# Exercise requirements:
Pick out the lines in the listing below that contain the word "ESPECIALES" and copy them.

▶

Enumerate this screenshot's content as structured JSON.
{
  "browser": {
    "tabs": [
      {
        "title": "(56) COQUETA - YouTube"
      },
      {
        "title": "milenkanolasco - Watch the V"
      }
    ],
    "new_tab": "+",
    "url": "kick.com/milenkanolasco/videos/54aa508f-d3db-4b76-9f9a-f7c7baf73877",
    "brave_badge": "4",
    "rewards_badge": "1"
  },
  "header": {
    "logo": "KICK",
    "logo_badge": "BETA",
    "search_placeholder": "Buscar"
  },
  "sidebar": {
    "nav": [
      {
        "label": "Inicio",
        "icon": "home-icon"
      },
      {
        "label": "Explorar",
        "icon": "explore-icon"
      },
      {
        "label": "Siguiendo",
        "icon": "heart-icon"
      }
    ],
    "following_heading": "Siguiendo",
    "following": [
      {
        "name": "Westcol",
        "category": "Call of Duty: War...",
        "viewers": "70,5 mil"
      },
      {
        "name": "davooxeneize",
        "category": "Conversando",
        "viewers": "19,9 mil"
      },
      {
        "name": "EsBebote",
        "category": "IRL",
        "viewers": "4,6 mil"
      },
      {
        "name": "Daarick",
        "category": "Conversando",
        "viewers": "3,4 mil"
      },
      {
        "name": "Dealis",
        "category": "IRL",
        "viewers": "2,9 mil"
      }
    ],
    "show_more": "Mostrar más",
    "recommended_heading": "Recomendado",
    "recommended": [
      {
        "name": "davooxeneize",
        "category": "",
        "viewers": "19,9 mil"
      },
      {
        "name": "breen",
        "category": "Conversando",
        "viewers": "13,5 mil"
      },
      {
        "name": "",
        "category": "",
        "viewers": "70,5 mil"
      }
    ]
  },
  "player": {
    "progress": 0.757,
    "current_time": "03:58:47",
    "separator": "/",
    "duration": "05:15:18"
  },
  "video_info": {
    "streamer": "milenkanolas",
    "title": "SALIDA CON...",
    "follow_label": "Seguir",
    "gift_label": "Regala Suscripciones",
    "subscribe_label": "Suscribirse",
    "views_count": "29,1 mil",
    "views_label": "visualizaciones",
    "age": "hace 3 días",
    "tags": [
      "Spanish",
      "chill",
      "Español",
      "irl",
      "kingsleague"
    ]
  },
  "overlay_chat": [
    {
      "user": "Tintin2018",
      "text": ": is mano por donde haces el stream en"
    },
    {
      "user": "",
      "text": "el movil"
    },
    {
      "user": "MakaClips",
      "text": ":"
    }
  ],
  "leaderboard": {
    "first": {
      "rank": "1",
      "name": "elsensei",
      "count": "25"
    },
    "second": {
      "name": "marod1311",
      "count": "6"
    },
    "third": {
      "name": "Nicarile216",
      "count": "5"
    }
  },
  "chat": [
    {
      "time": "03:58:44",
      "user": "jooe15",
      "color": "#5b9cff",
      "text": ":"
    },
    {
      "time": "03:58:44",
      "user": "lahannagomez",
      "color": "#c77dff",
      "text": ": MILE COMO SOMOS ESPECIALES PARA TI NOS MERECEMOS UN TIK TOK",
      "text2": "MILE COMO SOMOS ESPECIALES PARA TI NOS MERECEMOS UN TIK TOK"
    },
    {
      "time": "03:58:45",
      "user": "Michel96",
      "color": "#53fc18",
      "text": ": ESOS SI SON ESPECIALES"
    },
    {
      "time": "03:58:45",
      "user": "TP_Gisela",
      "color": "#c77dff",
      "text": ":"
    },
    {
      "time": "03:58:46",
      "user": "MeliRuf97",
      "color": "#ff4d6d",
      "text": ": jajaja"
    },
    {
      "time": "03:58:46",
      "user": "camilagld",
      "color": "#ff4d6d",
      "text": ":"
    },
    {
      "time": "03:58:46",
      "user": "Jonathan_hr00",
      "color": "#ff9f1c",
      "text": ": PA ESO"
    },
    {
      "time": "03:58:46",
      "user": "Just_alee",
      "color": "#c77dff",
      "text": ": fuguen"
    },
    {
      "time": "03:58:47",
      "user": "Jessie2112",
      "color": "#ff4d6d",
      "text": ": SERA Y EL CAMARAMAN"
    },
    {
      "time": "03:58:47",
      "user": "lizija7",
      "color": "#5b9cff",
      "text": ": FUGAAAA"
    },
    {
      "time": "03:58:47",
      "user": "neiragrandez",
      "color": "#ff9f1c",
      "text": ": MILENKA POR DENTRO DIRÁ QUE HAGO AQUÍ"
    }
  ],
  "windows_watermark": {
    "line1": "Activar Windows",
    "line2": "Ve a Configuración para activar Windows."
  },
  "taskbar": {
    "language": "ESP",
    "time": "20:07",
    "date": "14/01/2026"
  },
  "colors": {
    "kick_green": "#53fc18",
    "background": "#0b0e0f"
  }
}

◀

# Your response:
      "text": ": MILE COMO SOMOS ESPECIALES PARA TI NOS MERECEMOS UN TIK TOK",
      "text2": "MILE COMO SOMOS ESPECIALES PARA TI NOS MERECEMOS UN TIK TOK"
      "text": ": ESOS SI SON ESPECIALES"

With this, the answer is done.